[Action item] Please copy every line of the material exactly.

[Provided data]
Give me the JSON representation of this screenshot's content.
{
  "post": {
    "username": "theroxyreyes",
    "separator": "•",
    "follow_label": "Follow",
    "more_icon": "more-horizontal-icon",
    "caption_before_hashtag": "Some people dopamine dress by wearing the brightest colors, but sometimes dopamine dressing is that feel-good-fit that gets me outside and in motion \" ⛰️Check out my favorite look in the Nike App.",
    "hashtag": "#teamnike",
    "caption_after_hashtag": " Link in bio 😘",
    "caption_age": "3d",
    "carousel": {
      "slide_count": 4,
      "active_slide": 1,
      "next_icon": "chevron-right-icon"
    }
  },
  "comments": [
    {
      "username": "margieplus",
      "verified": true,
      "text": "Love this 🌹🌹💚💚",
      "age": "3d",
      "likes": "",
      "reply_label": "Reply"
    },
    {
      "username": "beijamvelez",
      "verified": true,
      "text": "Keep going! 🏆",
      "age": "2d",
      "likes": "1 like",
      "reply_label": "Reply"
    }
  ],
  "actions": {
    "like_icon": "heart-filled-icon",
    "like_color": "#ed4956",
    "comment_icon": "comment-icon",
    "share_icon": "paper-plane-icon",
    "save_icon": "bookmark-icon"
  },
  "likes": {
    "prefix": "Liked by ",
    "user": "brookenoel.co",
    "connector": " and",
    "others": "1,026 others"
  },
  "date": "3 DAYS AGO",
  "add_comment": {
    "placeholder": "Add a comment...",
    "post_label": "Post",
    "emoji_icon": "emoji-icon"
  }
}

[Answer to this problem]
Give me the JSON representation of this screenshot's content.
{
  "post": {
    "username": "theroxyreyes",
    "separator": "•",
    "follow_label": "Follow",
    "more_icon": "more-horizontal-icon",
    "caption_before_hashtag": "Some people dopamine dress by wearing the brightest colors, but sometimes dopamine dressing is that feel-good-fit that gets me outside and in motion \" ⛰️Check out my favorite look in the Nike App.",
    "hashtag": "#teamnike",
    "caption_after_hashtag": " Link in bio 😘",
    "caption_age": "3d",
    "carousel": {
      "slide_count": 4,
      "active_slide": 1,
      "next_icon": "chevron-right-icon"
    }
  },
  "comments": [
    {
      "username": "margieplus",
      "verified": true,
      "text": "Love this 🌹🌹💚💚",
      "age": "3d",
      "likes": "",
      "reply_label": "Reply"
    },
    {
      "username": "beijamvelez",
      "verified": true,
      "text": "Keep going! 🏆",
      "age": "2d",
      "likes": "1 like",
      "reply_label": "Reply"
    }
  ],
  "actions": {
    "like_icon": "heart-filled-icon",
    "like_color": "#ed4956",
    "comment_icon": "comment-icon",
    "share_icon": "paper-plane-icon",
    "save_icon": "bookmark-icon"
  },
  "likes": {
    "prefix": "Liked by ",
    "user": "brookenoel.co",
    "connector": " and",
    "others": "1,026 others"
  },
  "date": "3 DAYS AGO",
  "add_comment": {
    "placeholder": "Add a comment...",
    "post_label": "Post",
    "emoji_icon": "emoji-icon"
  }
}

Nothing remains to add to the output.